EXERCISE DESCRIPTION: Your task is to copy every line below that contains the word "initials".

Records contained in a dataset
┌──
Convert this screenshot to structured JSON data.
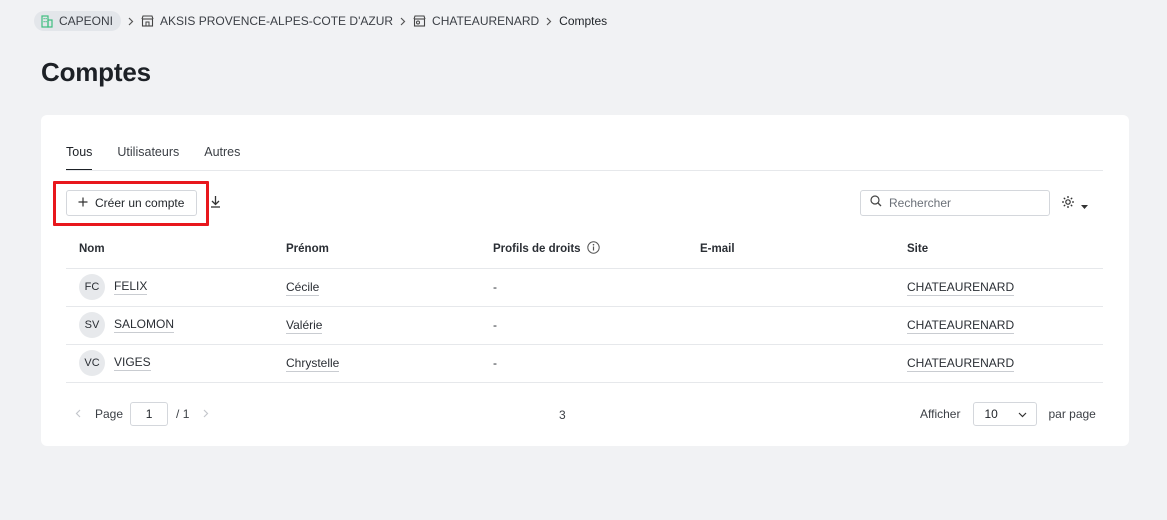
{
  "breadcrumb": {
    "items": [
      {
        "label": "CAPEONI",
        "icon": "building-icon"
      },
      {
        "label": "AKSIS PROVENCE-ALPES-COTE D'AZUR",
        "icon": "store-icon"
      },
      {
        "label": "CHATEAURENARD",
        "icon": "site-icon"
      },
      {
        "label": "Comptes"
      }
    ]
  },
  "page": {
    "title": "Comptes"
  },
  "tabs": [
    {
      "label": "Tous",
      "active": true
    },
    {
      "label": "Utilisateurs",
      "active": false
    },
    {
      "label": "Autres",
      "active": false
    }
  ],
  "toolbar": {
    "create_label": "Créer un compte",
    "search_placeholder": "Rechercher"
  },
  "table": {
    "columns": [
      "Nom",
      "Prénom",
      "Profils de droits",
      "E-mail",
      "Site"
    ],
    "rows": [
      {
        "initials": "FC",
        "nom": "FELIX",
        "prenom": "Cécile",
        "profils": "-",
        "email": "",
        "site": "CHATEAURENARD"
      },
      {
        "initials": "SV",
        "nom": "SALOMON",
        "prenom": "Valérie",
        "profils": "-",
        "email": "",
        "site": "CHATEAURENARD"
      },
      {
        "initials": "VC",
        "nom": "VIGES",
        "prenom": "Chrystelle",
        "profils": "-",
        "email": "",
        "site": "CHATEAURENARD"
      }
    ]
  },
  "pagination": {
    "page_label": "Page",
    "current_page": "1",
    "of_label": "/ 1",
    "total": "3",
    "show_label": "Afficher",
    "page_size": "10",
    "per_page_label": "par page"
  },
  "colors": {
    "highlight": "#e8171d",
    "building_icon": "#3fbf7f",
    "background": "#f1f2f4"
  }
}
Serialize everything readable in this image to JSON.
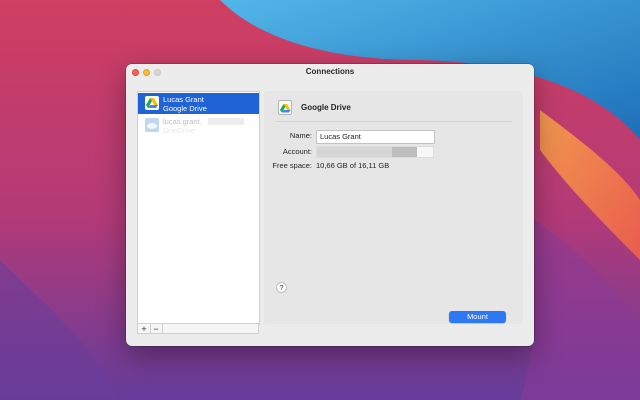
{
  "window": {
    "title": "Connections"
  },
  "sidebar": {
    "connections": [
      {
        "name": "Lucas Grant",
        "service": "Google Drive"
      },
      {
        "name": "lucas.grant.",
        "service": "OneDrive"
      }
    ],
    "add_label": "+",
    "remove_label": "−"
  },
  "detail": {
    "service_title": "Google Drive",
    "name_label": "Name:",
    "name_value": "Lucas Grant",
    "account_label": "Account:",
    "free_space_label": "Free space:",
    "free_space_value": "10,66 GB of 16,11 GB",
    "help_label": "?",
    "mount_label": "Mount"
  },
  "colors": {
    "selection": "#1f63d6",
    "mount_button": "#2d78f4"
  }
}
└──
FINAL ANSWER:
        "initials": "FC",
        "initials": "SV",
        "initials": "VC",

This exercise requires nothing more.